**Exercise:** Find all lines in the records that include the word "likes", and copy them out.

[Excerpts from a dataset]

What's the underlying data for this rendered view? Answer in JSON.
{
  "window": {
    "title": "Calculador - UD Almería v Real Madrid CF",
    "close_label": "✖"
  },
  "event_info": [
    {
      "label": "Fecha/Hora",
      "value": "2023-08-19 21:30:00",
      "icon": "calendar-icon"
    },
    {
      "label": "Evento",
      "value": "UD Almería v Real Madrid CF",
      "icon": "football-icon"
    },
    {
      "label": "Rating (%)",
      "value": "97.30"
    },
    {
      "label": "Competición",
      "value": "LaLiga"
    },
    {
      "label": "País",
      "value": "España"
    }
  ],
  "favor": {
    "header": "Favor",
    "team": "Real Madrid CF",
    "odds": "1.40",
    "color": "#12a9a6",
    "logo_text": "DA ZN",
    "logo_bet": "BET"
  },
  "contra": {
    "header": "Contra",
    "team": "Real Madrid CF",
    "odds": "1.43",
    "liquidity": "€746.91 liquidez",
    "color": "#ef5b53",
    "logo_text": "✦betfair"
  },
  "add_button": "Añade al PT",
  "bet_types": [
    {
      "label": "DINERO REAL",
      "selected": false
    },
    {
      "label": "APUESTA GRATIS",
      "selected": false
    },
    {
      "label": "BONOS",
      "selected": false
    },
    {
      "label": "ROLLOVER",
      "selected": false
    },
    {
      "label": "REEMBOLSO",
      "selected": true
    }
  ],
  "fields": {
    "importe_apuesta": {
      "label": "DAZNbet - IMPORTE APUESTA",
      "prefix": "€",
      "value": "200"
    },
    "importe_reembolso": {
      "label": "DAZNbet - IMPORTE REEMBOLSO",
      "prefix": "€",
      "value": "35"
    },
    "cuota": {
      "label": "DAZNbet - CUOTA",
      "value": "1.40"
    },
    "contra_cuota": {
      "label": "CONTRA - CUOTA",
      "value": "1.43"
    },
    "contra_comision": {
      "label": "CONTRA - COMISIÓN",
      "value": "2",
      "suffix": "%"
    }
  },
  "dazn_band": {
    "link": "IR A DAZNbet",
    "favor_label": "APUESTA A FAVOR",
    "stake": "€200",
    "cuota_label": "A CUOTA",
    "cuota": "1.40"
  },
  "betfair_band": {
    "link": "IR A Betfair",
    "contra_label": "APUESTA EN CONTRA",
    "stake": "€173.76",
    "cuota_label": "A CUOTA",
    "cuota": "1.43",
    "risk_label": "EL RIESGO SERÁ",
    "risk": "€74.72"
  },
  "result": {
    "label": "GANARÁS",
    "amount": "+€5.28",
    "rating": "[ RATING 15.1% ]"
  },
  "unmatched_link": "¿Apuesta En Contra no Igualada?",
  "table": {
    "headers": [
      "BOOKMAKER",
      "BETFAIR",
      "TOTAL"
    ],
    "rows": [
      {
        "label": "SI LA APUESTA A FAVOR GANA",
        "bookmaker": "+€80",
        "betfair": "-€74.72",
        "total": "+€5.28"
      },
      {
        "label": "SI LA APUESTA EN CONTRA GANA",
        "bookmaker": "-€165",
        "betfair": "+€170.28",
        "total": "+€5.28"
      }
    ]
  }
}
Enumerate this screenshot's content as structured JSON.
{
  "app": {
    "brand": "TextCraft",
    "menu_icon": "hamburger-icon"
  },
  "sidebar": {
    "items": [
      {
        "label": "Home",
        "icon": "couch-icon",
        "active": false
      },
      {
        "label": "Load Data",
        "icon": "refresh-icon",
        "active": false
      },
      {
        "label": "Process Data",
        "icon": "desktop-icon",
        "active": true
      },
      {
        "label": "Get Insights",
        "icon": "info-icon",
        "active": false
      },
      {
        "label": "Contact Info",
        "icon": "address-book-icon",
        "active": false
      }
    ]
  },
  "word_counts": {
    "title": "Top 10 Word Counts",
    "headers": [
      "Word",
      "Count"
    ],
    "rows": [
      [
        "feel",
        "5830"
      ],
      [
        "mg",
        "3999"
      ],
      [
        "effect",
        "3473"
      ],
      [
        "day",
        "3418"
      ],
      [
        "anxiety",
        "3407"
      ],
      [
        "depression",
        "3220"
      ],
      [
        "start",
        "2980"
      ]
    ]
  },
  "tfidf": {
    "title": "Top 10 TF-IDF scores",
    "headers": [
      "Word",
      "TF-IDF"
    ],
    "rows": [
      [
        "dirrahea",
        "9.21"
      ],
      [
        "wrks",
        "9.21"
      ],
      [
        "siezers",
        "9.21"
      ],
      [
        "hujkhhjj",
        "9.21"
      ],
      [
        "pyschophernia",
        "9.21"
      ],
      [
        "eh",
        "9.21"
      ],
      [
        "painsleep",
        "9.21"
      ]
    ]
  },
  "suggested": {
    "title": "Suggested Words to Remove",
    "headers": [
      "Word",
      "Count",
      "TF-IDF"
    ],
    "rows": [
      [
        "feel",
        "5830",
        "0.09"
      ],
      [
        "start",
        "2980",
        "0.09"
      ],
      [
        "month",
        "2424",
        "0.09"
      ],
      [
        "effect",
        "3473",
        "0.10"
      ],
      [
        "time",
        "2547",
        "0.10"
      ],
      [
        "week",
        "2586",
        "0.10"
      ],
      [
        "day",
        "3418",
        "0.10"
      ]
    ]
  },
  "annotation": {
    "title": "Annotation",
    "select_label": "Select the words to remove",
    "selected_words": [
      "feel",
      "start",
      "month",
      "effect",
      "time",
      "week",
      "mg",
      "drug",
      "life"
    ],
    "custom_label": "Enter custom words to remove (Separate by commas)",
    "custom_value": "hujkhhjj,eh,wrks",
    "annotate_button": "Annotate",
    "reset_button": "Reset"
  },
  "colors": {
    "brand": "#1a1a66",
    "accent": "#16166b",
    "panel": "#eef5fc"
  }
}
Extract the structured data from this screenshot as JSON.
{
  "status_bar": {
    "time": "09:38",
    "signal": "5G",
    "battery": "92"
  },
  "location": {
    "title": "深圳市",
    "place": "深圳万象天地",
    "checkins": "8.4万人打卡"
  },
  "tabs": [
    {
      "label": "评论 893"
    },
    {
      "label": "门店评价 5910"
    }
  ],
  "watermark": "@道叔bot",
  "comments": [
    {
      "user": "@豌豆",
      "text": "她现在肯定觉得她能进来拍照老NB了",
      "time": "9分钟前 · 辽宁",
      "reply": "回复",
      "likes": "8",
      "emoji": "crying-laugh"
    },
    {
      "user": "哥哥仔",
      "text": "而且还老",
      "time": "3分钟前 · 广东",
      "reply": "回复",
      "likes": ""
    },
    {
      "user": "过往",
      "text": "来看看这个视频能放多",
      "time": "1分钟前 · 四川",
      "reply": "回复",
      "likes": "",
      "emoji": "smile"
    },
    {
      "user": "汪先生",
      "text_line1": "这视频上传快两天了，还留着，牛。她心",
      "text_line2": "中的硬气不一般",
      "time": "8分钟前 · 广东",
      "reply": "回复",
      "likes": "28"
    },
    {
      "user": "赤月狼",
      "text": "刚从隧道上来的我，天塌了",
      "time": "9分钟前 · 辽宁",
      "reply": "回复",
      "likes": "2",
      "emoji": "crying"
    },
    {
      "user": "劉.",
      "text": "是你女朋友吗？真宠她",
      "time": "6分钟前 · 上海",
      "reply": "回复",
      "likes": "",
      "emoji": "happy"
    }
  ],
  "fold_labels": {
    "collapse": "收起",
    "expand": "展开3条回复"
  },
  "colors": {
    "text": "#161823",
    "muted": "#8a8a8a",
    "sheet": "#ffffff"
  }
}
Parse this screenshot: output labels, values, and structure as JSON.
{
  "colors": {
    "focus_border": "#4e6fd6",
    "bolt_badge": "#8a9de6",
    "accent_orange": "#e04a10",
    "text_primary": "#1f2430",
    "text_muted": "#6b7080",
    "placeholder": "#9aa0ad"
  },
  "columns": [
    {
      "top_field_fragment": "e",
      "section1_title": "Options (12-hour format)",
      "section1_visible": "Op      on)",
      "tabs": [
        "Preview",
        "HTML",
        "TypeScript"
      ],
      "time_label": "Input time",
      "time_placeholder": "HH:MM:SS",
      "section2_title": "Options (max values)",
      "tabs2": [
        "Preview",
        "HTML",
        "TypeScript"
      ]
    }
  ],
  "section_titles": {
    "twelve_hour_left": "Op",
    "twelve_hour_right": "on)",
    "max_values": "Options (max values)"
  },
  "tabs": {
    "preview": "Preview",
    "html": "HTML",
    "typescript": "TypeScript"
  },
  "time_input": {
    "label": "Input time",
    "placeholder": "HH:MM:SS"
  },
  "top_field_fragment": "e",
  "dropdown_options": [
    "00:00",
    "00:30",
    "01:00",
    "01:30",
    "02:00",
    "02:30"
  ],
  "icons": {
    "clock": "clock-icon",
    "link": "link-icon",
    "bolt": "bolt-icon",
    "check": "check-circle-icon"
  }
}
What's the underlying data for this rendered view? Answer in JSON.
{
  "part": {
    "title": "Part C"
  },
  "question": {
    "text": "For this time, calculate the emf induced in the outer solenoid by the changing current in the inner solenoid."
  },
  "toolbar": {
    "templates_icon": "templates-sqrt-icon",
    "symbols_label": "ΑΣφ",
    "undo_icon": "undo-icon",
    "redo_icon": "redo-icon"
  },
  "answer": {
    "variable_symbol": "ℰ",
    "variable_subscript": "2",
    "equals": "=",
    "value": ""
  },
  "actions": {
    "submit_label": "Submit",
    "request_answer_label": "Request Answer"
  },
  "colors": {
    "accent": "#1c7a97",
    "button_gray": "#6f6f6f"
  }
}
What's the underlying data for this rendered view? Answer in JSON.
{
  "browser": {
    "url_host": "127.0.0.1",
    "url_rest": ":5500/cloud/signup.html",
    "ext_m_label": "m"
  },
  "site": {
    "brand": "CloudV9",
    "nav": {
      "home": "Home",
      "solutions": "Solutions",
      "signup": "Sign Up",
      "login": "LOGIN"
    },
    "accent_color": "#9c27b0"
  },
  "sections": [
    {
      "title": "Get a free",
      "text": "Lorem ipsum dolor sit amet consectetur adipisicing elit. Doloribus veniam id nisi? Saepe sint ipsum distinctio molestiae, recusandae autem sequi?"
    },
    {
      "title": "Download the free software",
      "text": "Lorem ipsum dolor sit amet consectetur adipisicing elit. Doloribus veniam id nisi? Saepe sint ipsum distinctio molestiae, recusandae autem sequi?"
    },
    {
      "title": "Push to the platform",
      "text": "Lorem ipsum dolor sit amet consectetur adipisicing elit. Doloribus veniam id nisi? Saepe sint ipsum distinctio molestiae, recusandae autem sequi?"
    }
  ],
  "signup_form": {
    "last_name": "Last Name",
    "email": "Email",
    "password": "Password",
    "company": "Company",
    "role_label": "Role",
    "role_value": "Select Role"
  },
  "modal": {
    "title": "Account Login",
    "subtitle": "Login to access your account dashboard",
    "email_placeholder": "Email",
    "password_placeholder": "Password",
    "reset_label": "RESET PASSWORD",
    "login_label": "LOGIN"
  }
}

**Result of the task:**
      "likes": "8",
      "likes": ""
      "likes": "",
      "likes": "28"
      "likes": "2",
      "likes": "",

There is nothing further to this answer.